The four phases of mitosis are prophase, metaphase, anaphase and telophase. Each stage has its own process.Know More
Mitosis is a form of cell division where one cell divides and creates two identical cells. The original cell is the called the parent cell, and the new cells are called daughter cells. The body uses mitosis for growth as our bodies mature and for repair. A cut or scrape requires mitosis of the nearest skin cells in order to heal. In general, there are four main phases in the mitosis process.
The first stage of mitosis, prophase begins with DNA condensation. The chromosomes shorten and the nucleoli disappear. To prepare for organizing the chromosomes, the nuclear membrane breaks down as well.
In metaphase, the chromosomes line up in the middle of the cell by the newly formed spindle fibers. These fibers ensure that the DNA is placed in pairs so that each new cell will get one copy of each chromosome.
During anaphase the chromosomes separate, dividing evenly to both sides of the cell. These chromatids are now called daughter cells.
The final stage of mitosis, the previous steps occur in reverse in telophase. The chromosomes decondense and grow longer, a new nuclear membrane forms, and nucleoli reappear. The cell division is now complete and two new cells have been formed.Learn more in Cells
Mitosis and meiosis are biological functions that create cell division and enable reproduction. These two processes are similar in that they produce offspring cells, but differ in the type of cells they produce. While mitosis results in the generation of two identical daughter cells that originate from single parent cells, meiosis involves the fission of two nuclei, which produces four gametes.Full Answer >
During prophase I of meiosis, homologous chromosomes cross over and contribute genetic information from the mother and father cells. When this happens, the resultant haploid cell contains its own genetic information.Full Answer >
The stages of the cell cycle in order are interphase, prophase, metaphase, anaphase and telophase. This process is known as mitosis and is used to generate new cells.Full Answer >
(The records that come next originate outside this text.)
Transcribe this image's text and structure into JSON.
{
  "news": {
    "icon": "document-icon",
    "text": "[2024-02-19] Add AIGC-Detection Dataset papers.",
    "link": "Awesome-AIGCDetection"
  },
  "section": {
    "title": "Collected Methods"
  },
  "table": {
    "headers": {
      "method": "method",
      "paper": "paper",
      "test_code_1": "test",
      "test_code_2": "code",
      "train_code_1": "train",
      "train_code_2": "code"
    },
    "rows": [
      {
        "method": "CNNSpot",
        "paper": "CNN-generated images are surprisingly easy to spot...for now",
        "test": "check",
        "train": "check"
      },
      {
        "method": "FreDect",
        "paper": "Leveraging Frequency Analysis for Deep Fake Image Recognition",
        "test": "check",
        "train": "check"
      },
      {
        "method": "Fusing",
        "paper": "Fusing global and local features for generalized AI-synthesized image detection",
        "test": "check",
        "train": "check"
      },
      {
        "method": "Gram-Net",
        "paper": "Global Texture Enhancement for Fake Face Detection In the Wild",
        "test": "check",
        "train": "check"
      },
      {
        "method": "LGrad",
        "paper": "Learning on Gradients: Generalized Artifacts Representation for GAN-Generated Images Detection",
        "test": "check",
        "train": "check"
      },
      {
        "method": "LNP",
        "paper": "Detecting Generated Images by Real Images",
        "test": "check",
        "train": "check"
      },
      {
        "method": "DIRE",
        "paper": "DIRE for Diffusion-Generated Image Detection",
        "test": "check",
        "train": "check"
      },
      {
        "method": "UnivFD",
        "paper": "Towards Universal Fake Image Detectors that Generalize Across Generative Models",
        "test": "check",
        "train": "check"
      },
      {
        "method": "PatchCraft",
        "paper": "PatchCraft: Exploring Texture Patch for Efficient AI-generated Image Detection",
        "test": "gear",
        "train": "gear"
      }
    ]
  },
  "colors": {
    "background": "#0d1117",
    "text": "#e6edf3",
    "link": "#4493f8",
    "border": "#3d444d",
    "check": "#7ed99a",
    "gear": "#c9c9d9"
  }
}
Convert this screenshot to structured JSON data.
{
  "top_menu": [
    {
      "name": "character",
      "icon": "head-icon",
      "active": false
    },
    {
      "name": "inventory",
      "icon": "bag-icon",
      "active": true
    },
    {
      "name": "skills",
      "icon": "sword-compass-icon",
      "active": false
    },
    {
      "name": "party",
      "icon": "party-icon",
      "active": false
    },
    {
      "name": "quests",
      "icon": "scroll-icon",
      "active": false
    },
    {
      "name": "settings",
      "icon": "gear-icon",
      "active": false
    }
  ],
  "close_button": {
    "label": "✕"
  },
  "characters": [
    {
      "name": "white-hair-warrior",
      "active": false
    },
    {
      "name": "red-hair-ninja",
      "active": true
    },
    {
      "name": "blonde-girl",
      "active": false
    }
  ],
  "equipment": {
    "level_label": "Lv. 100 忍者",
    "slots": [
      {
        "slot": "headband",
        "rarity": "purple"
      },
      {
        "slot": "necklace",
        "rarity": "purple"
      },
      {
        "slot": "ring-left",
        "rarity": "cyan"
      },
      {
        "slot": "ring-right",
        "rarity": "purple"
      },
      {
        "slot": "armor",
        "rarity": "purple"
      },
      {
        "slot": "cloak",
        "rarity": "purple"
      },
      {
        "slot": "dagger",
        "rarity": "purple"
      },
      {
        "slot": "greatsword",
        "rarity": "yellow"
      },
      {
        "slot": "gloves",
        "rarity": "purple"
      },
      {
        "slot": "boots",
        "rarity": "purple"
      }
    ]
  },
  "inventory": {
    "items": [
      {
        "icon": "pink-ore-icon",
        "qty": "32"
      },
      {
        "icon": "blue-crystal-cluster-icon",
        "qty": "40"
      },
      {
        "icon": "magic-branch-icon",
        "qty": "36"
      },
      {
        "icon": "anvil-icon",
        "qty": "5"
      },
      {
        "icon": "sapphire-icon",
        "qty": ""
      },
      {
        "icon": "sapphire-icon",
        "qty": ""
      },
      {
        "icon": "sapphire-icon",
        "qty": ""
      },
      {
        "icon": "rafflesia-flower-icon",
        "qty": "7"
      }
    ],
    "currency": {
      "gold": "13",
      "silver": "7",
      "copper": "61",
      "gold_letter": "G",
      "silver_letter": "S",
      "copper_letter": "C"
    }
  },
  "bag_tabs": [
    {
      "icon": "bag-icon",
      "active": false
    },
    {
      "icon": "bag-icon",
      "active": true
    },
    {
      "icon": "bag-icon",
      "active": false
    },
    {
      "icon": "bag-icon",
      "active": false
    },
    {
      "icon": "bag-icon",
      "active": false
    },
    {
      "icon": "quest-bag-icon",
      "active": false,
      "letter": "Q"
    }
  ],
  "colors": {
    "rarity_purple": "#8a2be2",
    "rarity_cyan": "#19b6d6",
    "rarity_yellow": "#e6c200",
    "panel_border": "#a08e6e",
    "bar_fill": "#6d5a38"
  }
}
The major difference between prophase I and prophase II is the genetic recombination process that occurs during prophase I, but does not repeat in prophase II. During prophase I, the duplicated homologous pairs line up and cross over, which is the process by which the chromatids exchange genetic information. Because this process occurs during prophase I, it does not need to repeat during prophase II.Full Answer >